• **Data supplied**
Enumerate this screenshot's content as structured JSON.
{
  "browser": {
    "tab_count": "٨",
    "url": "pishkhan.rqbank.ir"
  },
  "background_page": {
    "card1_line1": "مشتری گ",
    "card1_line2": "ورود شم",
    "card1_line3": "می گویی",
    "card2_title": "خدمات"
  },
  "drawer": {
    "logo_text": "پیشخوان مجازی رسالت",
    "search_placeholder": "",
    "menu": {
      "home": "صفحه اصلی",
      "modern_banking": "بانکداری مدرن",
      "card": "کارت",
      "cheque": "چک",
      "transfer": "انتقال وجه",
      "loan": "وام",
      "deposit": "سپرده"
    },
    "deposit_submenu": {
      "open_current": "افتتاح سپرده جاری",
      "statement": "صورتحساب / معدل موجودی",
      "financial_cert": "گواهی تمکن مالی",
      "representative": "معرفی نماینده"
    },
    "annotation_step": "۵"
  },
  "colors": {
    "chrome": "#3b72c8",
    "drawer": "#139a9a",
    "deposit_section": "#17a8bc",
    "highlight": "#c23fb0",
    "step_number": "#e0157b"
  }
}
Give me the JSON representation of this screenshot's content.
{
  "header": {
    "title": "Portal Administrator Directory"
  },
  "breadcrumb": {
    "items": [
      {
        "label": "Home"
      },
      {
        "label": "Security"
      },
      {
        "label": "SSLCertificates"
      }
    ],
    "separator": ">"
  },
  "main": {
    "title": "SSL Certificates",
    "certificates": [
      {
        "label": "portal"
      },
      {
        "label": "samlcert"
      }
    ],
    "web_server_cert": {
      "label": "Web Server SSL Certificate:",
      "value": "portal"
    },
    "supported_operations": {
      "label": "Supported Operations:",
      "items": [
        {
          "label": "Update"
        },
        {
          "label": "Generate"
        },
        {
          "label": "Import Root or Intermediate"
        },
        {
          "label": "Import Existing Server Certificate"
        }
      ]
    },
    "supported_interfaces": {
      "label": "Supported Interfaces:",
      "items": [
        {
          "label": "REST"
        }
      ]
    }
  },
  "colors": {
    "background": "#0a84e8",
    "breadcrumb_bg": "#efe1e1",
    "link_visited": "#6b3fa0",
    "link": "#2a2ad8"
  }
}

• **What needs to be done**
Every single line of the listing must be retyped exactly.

• **Solution for this exercise**
Enumerate this screenshot's content as structured JSON.
{
  "browser": {
    "tab_count": "٨",
    "url": "pishkhan.rqbank.ir"
  },
  "background_page": {
    "card1_line1": "مشتری گ",
    "card1_line2": "ورود شم",
    "card1_line3": "می گویی",
    "card2_title": "خدمات"
  },
  "drawer": {
    "logo_text": "پیشخوان مجازی رسالت",
    "search_placeholder": "",
    "menu": {
      "home": "صفحه اصلی",
      "modern_banking": "بانکداری مدرن",
      "card": "کارت",
      "cheque": "چک",
      "transfer": "انتقال وجه",
      "loan": "وام",
      "deposit": "سپرده"
    },
    "deposit_submenu": {
      "open_current": "افتتاح سپرده جاری",
      "statement": "صورتحساب / معدل موجودی",
      "financial_cert": "گواهی تمکن مالی",
      "representative": "معرفی نماینده"
    },
    "annotation_step": "۵"
  },
  "colors": {
    "chrome": "#3b72c8",
    "drawer": "#139a9a",
    "deposit_section": "#17a8bc",
    "highlight": "#c23fb0",
    "step_number": "#e0157b"
  }
}
Give me the JSON representation of this screenshot's content.
{
  "header": {
    "title": "Portal Administrator Directory"
  },
  "breadcrumb": {
    "items": [
      {
        "label": "Home"
      },
      {
        "label": "Security"
      },
      {
        "label": "SSLCertificates"
      }
    ],
    "separator": ">"
  },
  "main": {
    "title": "SSL Certificates",
    "certificates": [
      {
        "label": "portal"
      },
      {
        "label": "samlcert"
      }
    ],
    "web_server_cert": {
      "label": "Web Server SSL Certificate:",
      "value": "portal"
    },
    "supported_operations": {
      "label": "Supported Operations:",
      "items": [
        {
          "label": "Update"
        },
        {
          "label": "Generate"
        },
        {
          "label": "Import Root or Intermediate"
        },
        {
          "label": "Import Existing Server Certificate"
        }
      ]
    },
    "supported_interfaces": {
      "label": "Supported Interfaces:",
      "items": [
        {
          "label": "REST"
        }
      ]
    }
  },
  "colors": {
    "background": "#0a84e8",
    "breadcrumb_bg": "#efe1e1",
    "link_visited": "#6b3fa0",
    "link": "#2a2ad8"
  }
}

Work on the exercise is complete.